Lions Club of Blackburn support medical imaging research with funding for anthropormorphic phantom
An exciting new research project can now commence in Eastern Health's Medical Imaging department thanks to the arrival of an anthropomorphic phantom kindly funded by the hard working members of the Lions Club of Blackburn.
Anthropomorphic phantoms (pictured being held by Brandon, right) are objects that can be used to simulate the human anatomy.
"They are designed to have similar tissue characteristics to normal biological organisms", explains Paul Kelly, Medical Imaging Tutor, Eastern Health. "We use phantoms to develop different imaging techniques and test x-ray exposure doses".
Anthropomorphic phantoms are invaluable for research as they provide true anatomical detail when x-rayed, but can be subjected to multiple exposures without risk.
"Current standards and practices are based on the premise that any radiation dose, no matter how small, could result in detrimental health effects such as cancer or genetic damage."
As registered users of x-ray (ionising) radiation, Medical Imaging Technologists are mandated to keep the x-ray radiation levels to a minimum using the principles of ALARA (As Low as Reasonably Allowable) whilst maintaining the diagnostic quality.
"The production of the x-ray image is based on the balance between the amount of radiation produced over time, and the degree of penetration required to effectively pass through the tissue and bone", explains Paul.
It is known that an increase in penetration reduces the amounts of radiation required, but has also an effect on the diagnostic quality of the x-ray image.
"With the advent of digital imaging and post processing enhancements, higher penetration values can be achieved requiring less radiation to produce the x-ray image", says Paul.
With thanks to the Lions Club of Blackburn, this research project will follow a 2017 investigation on the theoretical possibility of reducing patient dose for extremity imaging.
"The aim is to establish the lowest possible threshold in radiation exposure that still maintains the diagnostic quality", says Paul.
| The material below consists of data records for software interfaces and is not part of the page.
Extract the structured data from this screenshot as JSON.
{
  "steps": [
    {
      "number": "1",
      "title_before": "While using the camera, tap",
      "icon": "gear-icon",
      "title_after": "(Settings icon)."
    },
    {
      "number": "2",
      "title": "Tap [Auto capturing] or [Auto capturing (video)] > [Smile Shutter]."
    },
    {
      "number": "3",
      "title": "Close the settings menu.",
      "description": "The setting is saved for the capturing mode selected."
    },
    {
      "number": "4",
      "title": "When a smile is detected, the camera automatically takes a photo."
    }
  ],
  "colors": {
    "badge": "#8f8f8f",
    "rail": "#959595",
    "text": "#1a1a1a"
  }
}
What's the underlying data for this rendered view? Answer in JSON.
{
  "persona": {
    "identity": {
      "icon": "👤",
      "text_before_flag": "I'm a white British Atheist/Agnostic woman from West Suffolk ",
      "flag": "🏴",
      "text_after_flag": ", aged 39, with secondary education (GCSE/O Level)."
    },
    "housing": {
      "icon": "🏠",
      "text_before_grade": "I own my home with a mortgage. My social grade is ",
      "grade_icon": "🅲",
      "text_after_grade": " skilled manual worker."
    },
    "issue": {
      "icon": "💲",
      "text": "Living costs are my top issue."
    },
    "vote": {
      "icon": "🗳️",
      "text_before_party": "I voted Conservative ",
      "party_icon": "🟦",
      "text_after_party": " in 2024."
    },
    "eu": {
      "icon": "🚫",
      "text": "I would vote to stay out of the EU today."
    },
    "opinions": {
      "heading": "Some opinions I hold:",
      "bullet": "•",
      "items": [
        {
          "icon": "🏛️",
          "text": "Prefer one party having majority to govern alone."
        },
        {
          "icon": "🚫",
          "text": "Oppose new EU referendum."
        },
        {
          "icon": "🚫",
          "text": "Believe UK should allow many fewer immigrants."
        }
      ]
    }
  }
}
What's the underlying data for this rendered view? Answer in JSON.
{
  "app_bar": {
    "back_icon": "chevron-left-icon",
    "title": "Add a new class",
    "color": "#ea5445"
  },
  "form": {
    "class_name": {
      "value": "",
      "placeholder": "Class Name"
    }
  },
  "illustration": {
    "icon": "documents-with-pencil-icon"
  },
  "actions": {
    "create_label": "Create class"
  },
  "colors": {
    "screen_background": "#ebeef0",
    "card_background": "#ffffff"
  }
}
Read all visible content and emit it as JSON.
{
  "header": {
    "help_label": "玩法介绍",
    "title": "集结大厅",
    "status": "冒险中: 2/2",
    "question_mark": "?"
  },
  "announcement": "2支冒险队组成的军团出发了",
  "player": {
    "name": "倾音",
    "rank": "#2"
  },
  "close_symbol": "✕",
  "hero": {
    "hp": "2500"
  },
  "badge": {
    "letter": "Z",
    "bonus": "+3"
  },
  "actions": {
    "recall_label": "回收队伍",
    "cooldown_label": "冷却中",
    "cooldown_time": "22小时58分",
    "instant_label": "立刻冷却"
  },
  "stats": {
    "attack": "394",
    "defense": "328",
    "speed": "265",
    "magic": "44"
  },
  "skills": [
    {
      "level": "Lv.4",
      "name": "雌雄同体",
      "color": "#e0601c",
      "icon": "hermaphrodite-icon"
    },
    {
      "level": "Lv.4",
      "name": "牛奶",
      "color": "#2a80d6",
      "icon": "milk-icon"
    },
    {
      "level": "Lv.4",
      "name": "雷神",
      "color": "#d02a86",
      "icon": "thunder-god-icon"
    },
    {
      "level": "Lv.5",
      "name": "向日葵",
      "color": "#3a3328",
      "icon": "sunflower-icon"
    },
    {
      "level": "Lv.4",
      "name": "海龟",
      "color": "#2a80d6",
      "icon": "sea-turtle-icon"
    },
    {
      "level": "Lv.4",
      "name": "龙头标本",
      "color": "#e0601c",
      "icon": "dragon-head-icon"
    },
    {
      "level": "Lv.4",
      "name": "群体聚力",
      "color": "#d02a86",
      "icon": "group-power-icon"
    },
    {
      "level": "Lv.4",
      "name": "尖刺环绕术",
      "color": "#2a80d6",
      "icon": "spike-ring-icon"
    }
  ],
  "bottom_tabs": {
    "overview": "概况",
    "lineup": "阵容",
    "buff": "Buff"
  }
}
"We hope that the findings will lead to significant reductions in x-ray radiation exposure for consumers of medical imaging at Eastern Health and beyond.
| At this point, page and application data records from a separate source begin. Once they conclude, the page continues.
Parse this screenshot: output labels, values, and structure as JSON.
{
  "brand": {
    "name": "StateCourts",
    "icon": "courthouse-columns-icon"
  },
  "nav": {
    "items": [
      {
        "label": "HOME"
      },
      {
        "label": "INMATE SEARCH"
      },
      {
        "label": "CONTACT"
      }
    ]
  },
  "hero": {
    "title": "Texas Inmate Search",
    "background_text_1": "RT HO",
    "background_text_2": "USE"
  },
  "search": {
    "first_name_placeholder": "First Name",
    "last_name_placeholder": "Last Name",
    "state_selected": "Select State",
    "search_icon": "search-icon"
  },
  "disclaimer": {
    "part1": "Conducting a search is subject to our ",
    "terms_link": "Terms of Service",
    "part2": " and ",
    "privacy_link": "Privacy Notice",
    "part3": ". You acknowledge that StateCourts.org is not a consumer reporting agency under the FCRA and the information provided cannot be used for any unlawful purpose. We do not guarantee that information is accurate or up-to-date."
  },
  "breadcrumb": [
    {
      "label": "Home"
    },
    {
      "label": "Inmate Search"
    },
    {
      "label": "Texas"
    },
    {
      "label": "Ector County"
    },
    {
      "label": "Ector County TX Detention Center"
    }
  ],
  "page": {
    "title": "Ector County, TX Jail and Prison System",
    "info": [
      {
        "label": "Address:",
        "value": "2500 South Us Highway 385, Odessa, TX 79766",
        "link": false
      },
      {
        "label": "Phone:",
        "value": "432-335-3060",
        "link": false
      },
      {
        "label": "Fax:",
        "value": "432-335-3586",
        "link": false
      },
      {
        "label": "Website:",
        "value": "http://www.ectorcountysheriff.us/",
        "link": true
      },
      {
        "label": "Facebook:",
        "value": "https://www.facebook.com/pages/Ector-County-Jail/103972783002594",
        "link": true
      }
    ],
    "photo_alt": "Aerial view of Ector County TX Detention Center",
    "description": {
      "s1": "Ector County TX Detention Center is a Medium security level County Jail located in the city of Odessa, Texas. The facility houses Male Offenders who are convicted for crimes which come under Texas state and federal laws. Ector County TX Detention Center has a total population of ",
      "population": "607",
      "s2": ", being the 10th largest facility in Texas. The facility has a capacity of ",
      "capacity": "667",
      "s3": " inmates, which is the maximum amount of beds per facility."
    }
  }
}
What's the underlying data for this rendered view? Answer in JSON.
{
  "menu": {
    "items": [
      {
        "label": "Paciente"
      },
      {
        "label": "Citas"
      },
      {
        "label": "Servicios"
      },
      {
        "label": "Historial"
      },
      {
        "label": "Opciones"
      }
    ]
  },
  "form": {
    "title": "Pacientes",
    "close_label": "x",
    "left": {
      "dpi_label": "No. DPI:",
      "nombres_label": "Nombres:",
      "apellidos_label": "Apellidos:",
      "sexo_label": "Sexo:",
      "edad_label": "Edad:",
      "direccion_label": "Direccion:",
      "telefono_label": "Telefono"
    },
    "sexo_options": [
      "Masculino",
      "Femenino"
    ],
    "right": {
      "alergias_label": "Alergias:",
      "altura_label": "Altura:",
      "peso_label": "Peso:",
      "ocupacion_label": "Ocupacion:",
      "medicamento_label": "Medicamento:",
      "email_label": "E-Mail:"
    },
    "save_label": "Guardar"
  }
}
"In future we hope to be able to extend the research to include all regions of the anatomy", says Paul.